I’ve been following Marina Moscone‘s work since her first line-ups in 2018, but to be honest, pre-fall 2021 collection is the first time I’m truly convinced. There’s something spontaneous, truly artful, yet absolutely refined about it. Moscone has always liked the idea of a uniform, yet she doesn’t wear the same thing every day. It’s more about figuring out the foundation of her style so she can build upon it. For the designer herself that often starts with a shirtdress over trousers, or maybe a curvy suit with flat sandals, and she’ll experiment from there. Pre-fall found her thinking more literally, though, with familiar nods to school uniforms: pleated kilts, rugby shirts, shrunken blazers.  The opening look was a twist on her signature overcoat, now spliced with box pleats at the hem (and styled with socks and loafers). Other tunics and blazers had plaid panels tacked to the hips, like trompe l’oeil skirts. What you can’t glean from the lookbook is that those collaged items were all cut from the same material: The olive wool tunic, for instance, was backed with the same emerald and yellow plaid that appears on its “skirt.” Moscone created those double-sided wools in spite of the fact that most people won’t notice their detail on an iPhone; more importantly, it’s the kind of refined touch her customer appreciates. Another detail will be more obvious: the patches and embroidered quotes on a blazer and a duvet-like “art coat” in ivory satin. There’s a bird of paradise flower, Moscone’s favorite South African bloom; an elephant, symbolizing wisdom and persistence; a honeysuckle rose flower, which Moscone’s grandmother used to call her; and two portraits of a little boy and girl, Moscone’s parents as kids. The coat is quilted over in places and has scribble-like printing and fringe, as if a child went crazy with a box of art supplies. Moscone hopes it will offer both comfort and uplift – a combination also found in her new crinkly tops and pajama pants, a welcome WFH update. Look forward to this collection once it hits the stores!
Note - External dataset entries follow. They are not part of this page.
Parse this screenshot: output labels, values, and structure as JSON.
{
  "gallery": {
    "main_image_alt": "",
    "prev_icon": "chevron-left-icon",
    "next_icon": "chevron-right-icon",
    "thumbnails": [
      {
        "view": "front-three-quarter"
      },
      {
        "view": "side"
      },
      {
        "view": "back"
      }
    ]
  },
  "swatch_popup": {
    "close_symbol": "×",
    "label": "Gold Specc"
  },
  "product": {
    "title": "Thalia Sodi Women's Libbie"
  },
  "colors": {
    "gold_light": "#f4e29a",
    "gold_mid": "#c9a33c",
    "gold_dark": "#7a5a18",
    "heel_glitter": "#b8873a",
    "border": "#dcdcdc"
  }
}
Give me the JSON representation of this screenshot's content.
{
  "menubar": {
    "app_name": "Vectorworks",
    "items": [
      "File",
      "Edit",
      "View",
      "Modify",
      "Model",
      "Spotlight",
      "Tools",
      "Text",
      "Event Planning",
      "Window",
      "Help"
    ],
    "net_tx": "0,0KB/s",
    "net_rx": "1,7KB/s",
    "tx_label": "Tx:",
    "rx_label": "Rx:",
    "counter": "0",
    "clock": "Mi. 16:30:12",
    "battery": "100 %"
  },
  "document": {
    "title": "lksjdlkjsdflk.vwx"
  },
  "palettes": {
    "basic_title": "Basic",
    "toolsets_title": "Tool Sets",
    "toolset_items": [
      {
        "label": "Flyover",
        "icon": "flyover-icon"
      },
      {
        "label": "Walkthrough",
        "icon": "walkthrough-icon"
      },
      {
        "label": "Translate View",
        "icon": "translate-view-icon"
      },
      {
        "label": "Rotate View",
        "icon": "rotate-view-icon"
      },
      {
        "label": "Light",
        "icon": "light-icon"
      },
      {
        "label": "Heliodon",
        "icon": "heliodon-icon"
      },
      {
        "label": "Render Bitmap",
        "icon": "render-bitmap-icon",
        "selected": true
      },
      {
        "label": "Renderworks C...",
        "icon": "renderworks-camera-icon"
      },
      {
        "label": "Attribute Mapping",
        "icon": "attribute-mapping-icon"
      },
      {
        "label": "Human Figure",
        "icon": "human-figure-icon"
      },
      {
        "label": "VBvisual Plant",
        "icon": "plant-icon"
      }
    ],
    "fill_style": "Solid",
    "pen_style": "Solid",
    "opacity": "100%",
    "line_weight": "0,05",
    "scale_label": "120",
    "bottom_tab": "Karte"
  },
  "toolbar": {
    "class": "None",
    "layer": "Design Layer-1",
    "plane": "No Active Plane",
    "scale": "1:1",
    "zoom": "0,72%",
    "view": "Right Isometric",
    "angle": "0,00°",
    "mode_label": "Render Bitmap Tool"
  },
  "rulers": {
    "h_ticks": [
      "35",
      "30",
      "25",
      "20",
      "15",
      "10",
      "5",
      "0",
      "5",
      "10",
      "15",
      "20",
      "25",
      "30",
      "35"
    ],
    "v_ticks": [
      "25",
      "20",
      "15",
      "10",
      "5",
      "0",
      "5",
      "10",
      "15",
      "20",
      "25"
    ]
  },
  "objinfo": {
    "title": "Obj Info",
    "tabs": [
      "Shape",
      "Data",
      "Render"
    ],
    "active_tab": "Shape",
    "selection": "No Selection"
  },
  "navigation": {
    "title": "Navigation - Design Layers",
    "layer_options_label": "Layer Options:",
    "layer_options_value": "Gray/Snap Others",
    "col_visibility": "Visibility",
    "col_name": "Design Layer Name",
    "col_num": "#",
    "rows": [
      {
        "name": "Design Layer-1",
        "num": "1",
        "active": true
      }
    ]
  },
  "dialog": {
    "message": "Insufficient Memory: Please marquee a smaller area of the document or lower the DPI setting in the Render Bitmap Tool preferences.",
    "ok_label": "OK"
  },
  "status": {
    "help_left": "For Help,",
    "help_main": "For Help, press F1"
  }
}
Collage by Edward Kanarecki.

Motional. Beautiful People SS21

Hidenori Kumakiri creates shape-shifting garments at his Tokyo-slash-Paris-based label, Beautiful People. The former Comme des Garçons pattern-cutter makes classic clothes bordering with fantastical volumes, a mix of femininity and 1950s couture sensibility combined with the Japanese avant-garde. The brand presented the spring summer 2021 Side-C Vol.5 Motional collection, which explores today’s world, where we are stuck in our homes, and overwhelmed by emotions, with a striking film directed by Takahiro Igarashi. The collection sends message of optimism and rebirth, with the bustle-like shapes, and big and flowing volumes. “Side C, the transformative look at classics that focuses on the layers and the in-betweens of clothing, finds another dimension: a flowing, dynamic one. By creating an interconnecting system of pockets inside the garments, and filling them with small beads, movable silhouettes are created. The beads flow as the body moves, sits or stands, allowing for endless reconfigurations. A skirt turns into a couch, a dress into an armchair, only to revert back to what it was,” the press note says. The result is a look at the classics and the layers in between the clothing – a collection filled with an interconnecting system of pockets inside each look which allows them to be filled with small beads. With each movement, the shape and volume of each look changes into an endless array of silhouettes. And when topped off with pillow-like hats, there’s another nod to home and the familiar elements of our humble abode. Incredible.

Collage by Edward Kanarecki.